    I like the above acquisition story and Max, you are right, there is no need to posit any sort of constraint like 'don't consider final devoicing as a possible rule'. But the variable expectations that the learner appears to need to have to figure out what the larynx is doing in approximants vs. obstruents seems to strike me as extremely 'substantive' and I actually don't think that this kind of substance knowledge in acquisition is particularly redundant. YMMV.

  4. I am definitely happy with adding all the required phonetic complexity to this example.

    "The bias towards vowels and against consonants here seems to be exactly the substantive content of [slack] interacting with the substantive content of [vowel] vs. [obstruent]?"

    I agree, but I don't see why this substantive interaction needs to happen in anyone's mind. It's substance: the interaction is already happening out there. That is it is already a fact about articulation that voicing a sonorant is aerodynamically easier than than voicing a sonorant. The Evolutionary Linguistics gamble is that this difference in difficulty is enough to bias language change toward the languages that are actually attested, without any innate knowledge of substance.

    "having an idea (substantive knowledge) about how much 'voicing [periodicity]' to 'expect' based on whether something is an approximant or obstruent would be very very helpful"

    This is more of an argument in favor of some innate phonology-phonetics mapping of the kind in Hale & Reiss as opposed to Emergent features. That is it's an argument for one SFP position over another. I agree with you and Hale & Reiss that the learning story for bare-bone emergent-feature SFP is unimaginably complicated and innate knowledge of the realization of features definitely help.
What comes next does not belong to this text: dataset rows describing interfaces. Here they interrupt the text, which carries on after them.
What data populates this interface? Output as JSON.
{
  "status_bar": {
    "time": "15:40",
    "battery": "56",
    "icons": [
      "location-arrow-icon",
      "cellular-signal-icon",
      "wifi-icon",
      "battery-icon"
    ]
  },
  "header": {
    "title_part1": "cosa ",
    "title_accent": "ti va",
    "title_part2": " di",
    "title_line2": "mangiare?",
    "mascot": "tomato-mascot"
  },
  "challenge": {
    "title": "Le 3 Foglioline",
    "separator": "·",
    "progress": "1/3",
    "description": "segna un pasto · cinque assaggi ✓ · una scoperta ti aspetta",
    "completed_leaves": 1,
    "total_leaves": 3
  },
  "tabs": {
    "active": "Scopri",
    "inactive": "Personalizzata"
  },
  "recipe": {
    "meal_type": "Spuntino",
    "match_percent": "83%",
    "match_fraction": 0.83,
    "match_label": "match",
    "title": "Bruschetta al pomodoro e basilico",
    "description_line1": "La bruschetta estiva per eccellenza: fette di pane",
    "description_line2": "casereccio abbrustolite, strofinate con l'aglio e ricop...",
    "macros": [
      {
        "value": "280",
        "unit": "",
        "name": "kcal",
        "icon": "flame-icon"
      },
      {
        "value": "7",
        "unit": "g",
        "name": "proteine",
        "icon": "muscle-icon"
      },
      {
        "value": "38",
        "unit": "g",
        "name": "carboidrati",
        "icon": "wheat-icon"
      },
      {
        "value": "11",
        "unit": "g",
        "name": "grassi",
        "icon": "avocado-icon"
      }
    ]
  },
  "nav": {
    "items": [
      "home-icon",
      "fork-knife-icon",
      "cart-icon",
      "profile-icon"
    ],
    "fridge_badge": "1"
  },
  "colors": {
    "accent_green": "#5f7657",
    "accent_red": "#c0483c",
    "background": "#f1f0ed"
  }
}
  5. I recall talking with Paul Kiparsky at the Phonology 2k conference at MIT about Ohala's point against duplicating phonetic explanations in the phonological UG. I was basically parroting Mark Hale, who had introduced me to Ohala's work. According to my memory, Paul's response was "That's too reductionist---you should read Derrida on the philosophy of science''. I never followed up on this, never made it to Derrida. Does anyone have a graduate student they don't like to whom this task could be assigned?